The entries below are to be written out again without alteration.
------------------------------------------------
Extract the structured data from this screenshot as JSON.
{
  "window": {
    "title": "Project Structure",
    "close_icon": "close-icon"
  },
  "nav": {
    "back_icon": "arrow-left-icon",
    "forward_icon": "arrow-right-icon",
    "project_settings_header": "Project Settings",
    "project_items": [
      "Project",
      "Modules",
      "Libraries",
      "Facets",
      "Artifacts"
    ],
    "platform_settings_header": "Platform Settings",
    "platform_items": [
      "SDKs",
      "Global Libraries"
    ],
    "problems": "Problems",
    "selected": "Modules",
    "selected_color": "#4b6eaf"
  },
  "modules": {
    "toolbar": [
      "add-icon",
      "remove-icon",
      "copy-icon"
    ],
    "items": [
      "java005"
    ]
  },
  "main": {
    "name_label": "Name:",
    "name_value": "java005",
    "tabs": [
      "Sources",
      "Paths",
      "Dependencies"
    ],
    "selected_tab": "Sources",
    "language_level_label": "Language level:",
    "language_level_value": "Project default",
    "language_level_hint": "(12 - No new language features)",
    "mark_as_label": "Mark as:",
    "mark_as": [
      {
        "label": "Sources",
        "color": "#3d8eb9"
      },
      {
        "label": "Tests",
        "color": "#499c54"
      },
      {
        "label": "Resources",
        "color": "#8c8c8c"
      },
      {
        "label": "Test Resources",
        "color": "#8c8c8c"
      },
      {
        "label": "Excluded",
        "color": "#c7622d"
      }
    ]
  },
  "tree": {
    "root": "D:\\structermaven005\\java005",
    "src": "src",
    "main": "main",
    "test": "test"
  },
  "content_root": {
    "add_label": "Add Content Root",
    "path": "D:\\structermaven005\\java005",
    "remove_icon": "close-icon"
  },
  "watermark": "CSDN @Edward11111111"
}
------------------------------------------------
ANSWER TO THE PROBLEM:
Extract the structured data from this screenshot as JSON.
{
  "window": {
    "title": "Project Structure",
    "close_icon": "close-icon"
  },
  "nav": {
    "back_icon": "arrow-left-icon",
    "forward_icon": "arrow-right-icon",
    "project_settings_header": "Project Settings",
    "project_items": [
      "Project",
      "Modules",
      "Libraries",
      "Facets",
      "Artifacts"
    ],
    "platform_settings_header": "Platform Settings",
    "platform_items": [
      "SDKs",
      "Global Libraries"
    ],
    "problems": "Problems",
    "selected": "Modules",
    "selected_color": "#4b6eaf"
  },
  "modules": {
    "toolbar": [
      "add-icon",
      "remove-icon",
      "copy-icon"
    ],
    "items": [
      "java005"
    ]
  },
  "main": {
    "name_label": "Name:",
    "name_value": "java005",
    "tabs": [
      "Sources",
      "Paths",
      "Dependencies"
    ],
    "selected_tab": "Sources",
    "language_level_label": "Language level:",
    "language_level_value": "Project default",
    "language_level_hint": "(12 - No new language features)",
    "mark_as_label": "Mark as:",
    "mark_as": [
      {
        "label": "Sources",
        "color": "#3d8eb9"
      },
      {
        "label": "Tests",
        "color": "#499c54"
      },
      {
        "label": "Resources",
        "color": "#8c8c8c"
      },
      {
        "label": "Test Resources",
        "color": "#8c8c8c"
      },
      {
        "label": "Excluded",
        "color": "#c7622d"
      }
    ]
  },
  "tree": {
    "root": "D:\\structermaven005\\java005",
    "src": "src",
    "main": "main",
    "test": "test"
  },
  "content_root": {
    "add_label": "Add Content Root",
    "path": "D:\\structermaven005\\java005",
    "remove_icon": "close-icon"
  },
  "watermark": "CSDN @Edward11111111"
}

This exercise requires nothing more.